The myth of the special relationship

Truman evidently took on board Churchill’s nostalgia, but managed to give him the most marvelously insensitive present. This was a photograph from the 1945 Potsdam conference. Since the photographer had been standing behind Churchill, Truman dominated the picture. All that could be seen of his British counterpart was the bald spot on the back of the prime minister’s head. ‘Truman was quite abrupt…with poor old Winston,’ wrote one British official who witnessed the meeting. ‘It was impossible not to be conscious that we are playing second fiddle.’
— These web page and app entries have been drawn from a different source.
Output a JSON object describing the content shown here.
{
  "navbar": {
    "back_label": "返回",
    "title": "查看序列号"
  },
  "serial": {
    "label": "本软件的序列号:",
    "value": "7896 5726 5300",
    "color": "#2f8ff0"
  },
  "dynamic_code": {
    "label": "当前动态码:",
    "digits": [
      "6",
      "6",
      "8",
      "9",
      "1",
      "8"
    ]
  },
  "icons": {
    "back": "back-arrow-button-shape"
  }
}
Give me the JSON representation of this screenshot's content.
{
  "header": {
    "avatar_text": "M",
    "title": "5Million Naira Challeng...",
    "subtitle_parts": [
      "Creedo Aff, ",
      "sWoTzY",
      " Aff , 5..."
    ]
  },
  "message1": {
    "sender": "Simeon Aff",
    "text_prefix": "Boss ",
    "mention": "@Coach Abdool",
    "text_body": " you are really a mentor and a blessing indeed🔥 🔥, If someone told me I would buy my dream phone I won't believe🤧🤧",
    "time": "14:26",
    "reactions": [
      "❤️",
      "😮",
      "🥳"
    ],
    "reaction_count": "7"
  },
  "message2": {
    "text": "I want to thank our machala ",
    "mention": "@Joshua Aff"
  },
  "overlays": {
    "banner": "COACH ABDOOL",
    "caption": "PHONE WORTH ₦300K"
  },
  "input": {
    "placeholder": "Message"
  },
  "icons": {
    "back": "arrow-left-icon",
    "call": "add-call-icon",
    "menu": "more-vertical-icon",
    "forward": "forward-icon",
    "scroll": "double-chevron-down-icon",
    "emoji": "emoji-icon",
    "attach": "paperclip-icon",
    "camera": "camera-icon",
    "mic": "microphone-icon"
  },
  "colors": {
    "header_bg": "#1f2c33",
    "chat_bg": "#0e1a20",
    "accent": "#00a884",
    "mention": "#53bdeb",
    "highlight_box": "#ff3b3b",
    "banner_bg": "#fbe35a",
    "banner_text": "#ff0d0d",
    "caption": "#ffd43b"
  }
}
The British were delighted when Eisenhower became president. But when Churchill put the idea of a special relationship to Ike, Ike was unconvinced. In his diary, he described Churchill’s faith in such an arrangement as ‘almost childlike’, and dismissed it: ‘any hope of establishing such a relationship is completely fatuous’.

The problem was that, while Churchill was proposing a partnership of equals, Britain was grossly indebted to the United States and clearly entering a period of rapid decline. The evidence nourished Ike’s secretary of state, John Foster Dulles’s skepticism about the people he referred to as ‘our cousins’. ‘He had absolutely no regard for them internationally,’ recalled one of Dulles’s advisers.